Having gone through some trials and tribulations over the past few seasons, struggling to find mental consistency and not playing up to his talent level, Bernier seems to have found himself this season. He finished the year with astounding numbers: a .936 save percentage (1st in the league), 2.03 goals against average (2nd), 30 wins (3rd), and nine shutouts (1st). In the playoffs so far, he leads the league in every one of those categories. Bernier also received his first starts for the Kings since the onset of the 2007-08 season and showed no trouble handling NHL shooters, winning all three of the games he played in.
Though Bernier is one of the major reasons for the Monarchs success this season, they’ll likely have to manage without him next year, as the Kings can only hold him back from the NHL for so long. Look for him to make the Kings out of training camp next year and split starts with Jonathan Quick as he attempts to steal away the starting role.
Jeff Zatkoff, G
6’3, 170 lbs
Acquired: 3rd round (74th overall), 2006
b. June 8, 1987

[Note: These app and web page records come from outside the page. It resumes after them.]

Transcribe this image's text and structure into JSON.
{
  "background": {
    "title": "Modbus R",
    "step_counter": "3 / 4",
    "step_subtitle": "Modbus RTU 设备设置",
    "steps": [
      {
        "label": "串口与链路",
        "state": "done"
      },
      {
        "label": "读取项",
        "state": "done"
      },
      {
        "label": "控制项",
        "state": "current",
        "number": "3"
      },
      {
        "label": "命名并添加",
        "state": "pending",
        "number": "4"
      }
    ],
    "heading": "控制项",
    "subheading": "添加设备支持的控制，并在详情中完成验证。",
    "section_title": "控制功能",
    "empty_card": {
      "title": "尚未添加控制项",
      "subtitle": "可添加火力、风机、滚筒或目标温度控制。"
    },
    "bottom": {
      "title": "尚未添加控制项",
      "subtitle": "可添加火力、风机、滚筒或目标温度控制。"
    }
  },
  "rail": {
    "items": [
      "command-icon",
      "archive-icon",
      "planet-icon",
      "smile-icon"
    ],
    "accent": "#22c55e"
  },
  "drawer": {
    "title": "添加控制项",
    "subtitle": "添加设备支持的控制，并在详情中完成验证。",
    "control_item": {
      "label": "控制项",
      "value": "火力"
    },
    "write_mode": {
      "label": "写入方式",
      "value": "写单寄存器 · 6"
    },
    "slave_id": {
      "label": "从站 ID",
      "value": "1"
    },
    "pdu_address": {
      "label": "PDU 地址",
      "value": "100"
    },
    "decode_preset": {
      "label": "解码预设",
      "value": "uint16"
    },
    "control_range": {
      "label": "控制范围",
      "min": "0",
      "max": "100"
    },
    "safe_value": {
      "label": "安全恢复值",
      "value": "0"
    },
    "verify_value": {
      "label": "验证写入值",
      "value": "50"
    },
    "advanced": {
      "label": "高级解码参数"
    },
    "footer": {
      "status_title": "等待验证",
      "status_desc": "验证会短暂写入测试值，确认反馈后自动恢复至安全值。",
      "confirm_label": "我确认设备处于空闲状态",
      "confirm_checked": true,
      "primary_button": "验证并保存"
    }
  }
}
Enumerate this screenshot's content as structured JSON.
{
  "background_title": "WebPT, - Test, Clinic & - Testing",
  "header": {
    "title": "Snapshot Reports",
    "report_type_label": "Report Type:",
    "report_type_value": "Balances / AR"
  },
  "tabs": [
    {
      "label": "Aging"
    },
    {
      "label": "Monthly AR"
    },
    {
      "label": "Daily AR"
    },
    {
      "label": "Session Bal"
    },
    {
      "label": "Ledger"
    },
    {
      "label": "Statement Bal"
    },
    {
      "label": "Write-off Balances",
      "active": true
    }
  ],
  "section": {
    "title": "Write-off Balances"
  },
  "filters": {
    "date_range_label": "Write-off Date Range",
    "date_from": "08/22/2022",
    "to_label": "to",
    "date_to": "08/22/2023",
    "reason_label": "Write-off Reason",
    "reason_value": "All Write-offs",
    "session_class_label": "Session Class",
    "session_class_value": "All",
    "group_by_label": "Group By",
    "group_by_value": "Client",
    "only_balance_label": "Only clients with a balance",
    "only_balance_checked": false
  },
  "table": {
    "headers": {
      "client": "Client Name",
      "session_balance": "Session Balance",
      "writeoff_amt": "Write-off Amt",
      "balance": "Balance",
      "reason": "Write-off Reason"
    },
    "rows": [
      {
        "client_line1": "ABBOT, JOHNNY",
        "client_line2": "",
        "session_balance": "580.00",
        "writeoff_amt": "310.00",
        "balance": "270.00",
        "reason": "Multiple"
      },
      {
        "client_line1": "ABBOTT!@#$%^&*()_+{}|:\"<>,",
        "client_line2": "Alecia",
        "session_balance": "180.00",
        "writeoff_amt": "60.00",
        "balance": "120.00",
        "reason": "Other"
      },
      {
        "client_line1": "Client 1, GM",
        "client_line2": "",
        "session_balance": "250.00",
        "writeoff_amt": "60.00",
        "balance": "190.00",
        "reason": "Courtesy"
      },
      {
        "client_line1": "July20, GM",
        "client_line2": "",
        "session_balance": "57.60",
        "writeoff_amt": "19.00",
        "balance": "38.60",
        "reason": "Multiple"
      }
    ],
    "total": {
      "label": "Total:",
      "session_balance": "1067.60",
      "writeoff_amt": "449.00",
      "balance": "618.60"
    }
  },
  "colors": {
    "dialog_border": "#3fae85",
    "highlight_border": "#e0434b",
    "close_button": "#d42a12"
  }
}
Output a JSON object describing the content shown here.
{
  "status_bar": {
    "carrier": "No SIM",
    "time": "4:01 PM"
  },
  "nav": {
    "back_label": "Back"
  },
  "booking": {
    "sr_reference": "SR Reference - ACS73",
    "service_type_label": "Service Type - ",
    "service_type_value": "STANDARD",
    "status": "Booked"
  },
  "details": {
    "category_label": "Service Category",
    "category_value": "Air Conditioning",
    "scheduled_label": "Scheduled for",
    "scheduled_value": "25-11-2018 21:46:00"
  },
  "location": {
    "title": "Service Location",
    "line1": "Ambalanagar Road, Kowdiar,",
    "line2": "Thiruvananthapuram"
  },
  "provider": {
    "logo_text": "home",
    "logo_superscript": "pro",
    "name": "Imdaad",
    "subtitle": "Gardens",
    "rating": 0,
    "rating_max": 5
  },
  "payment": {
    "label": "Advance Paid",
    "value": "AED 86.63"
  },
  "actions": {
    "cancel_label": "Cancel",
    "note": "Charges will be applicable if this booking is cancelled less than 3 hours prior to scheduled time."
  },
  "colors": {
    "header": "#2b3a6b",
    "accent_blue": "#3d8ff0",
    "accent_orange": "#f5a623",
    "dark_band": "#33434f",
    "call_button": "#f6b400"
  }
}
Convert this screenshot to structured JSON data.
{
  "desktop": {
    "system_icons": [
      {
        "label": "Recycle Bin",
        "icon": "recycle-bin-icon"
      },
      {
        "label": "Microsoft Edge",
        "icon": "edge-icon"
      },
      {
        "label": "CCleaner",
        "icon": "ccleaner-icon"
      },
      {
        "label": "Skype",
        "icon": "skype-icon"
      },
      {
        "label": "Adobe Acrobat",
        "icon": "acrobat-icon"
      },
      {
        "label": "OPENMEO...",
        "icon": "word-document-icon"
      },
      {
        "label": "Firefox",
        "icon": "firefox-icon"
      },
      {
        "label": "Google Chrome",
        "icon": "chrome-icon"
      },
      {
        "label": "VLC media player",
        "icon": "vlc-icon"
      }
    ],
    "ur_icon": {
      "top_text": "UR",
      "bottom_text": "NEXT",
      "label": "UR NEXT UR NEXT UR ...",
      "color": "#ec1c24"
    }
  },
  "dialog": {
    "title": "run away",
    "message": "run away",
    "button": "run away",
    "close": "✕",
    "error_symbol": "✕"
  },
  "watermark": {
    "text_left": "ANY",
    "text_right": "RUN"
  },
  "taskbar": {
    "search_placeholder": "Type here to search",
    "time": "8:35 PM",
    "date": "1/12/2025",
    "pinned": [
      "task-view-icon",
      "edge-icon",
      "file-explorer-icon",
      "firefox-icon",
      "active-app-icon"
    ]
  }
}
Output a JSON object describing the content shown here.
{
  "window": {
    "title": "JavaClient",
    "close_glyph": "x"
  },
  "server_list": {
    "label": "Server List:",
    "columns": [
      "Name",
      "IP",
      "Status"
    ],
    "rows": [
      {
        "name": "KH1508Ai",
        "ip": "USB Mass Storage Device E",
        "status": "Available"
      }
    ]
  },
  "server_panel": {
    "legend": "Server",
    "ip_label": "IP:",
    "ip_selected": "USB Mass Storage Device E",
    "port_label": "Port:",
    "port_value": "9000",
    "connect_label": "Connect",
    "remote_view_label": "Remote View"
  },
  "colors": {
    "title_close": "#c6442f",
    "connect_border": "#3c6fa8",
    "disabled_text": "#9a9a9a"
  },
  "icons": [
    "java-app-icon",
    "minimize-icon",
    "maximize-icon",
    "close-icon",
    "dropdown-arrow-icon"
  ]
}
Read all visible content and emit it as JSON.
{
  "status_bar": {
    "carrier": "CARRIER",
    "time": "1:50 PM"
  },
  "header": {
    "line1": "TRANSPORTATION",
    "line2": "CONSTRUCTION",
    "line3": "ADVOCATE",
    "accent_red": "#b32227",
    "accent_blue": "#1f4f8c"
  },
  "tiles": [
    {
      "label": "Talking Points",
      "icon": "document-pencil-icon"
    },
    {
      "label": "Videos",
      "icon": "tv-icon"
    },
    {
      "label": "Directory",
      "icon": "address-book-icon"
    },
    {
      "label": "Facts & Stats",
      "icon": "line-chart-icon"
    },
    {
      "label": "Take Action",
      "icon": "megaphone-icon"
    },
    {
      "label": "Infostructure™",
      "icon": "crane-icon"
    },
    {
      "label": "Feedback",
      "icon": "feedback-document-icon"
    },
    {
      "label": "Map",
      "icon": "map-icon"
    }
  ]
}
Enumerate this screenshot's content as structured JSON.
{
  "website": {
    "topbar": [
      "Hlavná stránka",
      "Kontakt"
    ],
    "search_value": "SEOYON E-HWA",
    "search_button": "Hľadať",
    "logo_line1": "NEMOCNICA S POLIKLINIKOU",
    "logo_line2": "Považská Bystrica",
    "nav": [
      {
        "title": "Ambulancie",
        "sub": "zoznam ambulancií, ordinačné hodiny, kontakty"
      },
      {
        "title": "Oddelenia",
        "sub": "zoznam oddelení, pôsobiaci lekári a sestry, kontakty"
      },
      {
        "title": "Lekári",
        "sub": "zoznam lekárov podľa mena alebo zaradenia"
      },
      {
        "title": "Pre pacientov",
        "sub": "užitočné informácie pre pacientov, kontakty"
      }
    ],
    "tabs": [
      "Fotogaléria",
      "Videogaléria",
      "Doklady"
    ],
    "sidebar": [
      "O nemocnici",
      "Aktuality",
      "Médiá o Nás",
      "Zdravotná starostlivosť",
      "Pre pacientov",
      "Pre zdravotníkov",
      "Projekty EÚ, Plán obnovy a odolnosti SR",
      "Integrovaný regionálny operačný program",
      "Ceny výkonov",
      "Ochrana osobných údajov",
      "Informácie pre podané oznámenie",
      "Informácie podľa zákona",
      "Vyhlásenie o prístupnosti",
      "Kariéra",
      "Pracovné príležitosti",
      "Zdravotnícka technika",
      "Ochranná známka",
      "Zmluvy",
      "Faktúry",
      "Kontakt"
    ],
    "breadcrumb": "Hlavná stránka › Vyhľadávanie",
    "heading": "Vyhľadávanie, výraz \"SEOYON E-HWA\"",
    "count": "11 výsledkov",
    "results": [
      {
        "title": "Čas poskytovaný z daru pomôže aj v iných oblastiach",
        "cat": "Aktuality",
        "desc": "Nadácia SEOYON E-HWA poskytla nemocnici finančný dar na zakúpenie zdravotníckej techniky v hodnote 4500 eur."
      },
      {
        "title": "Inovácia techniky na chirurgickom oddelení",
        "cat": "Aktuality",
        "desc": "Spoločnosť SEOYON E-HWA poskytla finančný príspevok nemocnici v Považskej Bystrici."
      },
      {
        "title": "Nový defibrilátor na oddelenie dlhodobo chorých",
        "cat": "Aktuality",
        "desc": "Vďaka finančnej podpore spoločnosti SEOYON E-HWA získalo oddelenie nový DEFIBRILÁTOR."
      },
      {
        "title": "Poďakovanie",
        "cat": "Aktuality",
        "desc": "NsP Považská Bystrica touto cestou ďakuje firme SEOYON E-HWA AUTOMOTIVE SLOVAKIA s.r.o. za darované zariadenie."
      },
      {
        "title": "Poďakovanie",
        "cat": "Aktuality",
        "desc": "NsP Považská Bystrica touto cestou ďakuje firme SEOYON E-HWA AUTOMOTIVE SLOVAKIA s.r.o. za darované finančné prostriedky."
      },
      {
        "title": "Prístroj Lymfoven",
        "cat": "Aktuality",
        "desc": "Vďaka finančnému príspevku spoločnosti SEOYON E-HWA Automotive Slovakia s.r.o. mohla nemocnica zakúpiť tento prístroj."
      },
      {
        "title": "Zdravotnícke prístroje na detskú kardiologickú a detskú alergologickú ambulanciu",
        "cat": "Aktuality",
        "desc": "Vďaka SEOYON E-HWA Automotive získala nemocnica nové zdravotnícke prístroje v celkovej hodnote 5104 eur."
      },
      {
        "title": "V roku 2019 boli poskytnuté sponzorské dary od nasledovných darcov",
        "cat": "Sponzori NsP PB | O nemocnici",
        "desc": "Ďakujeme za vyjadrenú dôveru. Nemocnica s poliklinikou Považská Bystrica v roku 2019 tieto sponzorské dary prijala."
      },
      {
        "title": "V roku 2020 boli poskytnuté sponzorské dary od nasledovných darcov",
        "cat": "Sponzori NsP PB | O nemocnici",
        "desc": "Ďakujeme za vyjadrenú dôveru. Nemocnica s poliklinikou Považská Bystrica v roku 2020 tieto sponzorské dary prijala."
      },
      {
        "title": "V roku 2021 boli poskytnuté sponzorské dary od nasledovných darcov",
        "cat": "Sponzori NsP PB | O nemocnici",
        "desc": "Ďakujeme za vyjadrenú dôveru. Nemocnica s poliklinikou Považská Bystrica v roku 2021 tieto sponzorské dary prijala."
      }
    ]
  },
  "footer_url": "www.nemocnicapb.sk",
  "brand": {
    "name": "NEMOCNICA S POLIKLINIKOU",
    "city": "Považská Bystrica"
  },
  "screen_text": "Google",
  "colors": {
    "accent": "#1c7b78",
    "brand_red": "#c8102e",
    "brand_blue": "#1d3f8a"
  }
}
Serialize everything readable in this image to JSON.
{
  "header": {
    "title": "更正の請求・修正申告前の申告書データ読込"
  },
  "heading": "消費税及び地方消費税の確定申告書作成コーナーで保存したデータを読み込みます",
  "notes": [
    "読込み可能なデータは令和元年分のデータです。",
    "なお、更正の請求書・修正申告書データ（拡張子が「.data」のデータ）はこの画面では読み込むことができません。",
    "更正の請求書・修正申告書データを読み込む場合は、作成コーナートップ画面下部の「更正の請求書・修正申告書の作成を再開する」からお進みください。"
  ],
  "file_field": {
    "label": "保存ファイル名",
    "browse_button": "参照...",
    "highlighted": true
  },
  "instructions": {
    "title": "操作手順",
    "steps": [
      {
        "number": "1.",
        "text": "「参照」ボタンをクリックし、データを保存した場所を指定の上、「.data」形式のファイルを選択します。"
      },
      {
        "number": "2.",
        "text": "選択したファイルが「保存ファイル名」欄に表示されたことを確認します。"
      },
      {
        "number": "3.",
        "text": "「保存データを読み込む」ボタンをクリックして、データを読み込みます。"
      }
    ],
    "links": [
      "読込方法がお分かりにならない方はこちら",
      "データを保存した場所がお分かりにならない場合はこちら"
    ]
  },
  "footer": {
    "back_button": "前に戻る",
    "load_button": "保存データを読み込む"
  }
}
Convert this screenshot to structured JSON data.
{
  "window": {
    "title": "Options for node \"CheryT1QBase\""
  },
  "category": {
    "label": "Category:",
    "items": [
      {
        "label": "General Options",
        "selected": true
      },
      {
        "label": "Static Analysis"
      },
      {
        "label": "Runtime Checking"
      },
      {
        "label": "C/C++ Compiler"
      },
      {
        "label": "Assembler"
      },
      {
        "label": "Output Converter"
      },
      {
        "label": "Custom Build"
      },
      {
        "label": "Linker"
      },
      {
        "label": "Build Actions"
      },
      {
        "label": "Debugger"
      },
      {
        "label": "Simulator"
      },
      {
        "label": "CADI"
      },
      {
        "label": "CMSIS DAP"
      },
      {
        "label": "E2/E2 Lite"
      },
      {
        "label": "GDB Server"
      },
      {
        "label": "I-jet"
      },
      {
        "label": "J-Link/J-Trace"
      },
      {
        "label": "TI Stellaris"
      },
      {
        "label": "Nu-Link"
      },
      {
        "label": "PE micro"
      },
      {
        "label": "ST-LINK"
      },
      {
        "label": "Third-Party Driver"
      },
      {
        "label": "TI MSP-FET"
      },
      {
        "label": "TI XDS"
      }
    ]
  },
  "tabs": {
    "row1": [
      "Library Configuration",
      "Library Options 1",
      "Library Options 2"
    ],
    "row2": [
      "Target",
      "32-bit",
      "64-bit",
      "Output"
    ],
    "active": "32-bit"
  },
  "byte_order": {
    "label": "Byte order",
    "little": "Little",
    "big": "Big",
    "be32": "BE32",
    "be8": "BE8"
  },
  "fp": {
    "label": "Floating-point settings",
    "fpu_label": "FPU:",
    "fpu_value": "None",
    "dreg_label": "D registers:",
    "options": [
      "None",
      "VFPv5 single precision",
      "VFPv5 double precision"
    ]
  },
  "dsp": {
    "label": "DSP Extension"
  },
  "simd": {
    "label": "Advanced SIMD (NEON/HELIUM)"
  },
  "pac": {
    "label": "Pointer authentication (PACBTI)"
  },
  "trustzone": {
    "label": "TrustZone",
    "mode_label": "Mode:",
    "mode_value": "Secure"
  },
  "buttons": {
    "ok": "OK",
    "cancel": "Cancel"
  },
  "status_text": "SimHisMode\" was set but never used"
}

Though Zatkoff was stuck behind Bernier this year, the young goalie is still an important prospect for the Kings, and helps to solidify their goaltending depth. This year, in 22 games, Zatkoff posted 10 wins, nine losses, a .915 save percentage, and a 2.92 goals against average. Though his numbers are not spectacular, Zatkoff was never given the opportunity to start for an extended streak of games and find a groove. He has much more talent than his statistics indicate. With Bernier appearing ready for the NHL, Zatkoff will be given every opportunity to start a majority of the games for the Monarchs next year. Should he perform well, he’ll give the Kings another solid option in goal, though his NHL potential may be limited to that of a quality backup.
ECHL – Ontario Reign
While the Monarchs are in the midst of their most successful season in years, the Reign were unable to recapture a postseason berth in just their second year of existence, finishing the year mere points out of a playoff spot.
Michael Pelech, C
6’3, 206 lbs
Acquired: 6th round (156th overall),
Unable to secure a spot on the Monarchs this year, the gritty forward played the entire season with the Reign. Pelech had a solid if unspectacular rookie year offensively, posting 35 points in 72 games, and also racked up 133 penalty minutes on the season. Pelech looks to be ready for a bottom-six grinding role with the Monarchs, though he still needs to work on playing a more disciplined game. He’ll likely find himself in Manchester for most or all of next year and into the near future; as of now, he’s yet to illustrate any definite NHL potential.
Colten Teubert, D
6’4, 201 lbs
Acquired: 1st round (13th overall)
b. March 8, 1990
An intimidating physical defenseman, Teubert rounded out his WHL career this year by posting 40 points and 115 penalty minutes in 60 games for the Regina Pats. For the second straight year, he moved on to the Ontario Reign to round out his season, and while he was unable to impose his will on opposing players in the same fashion that he did in junior hockey, he flashed some of the intensity and checking ability that led the Kings to spend a first-round pick on him. Though Teubert currently lacks the discipline necessary to be depended upon in all situations, with a few years of refinement, he could be a two-way force at the NHL level as a second-pairing defenseman. He’ll start his professional career next season, likely spending most of the year with the Reign.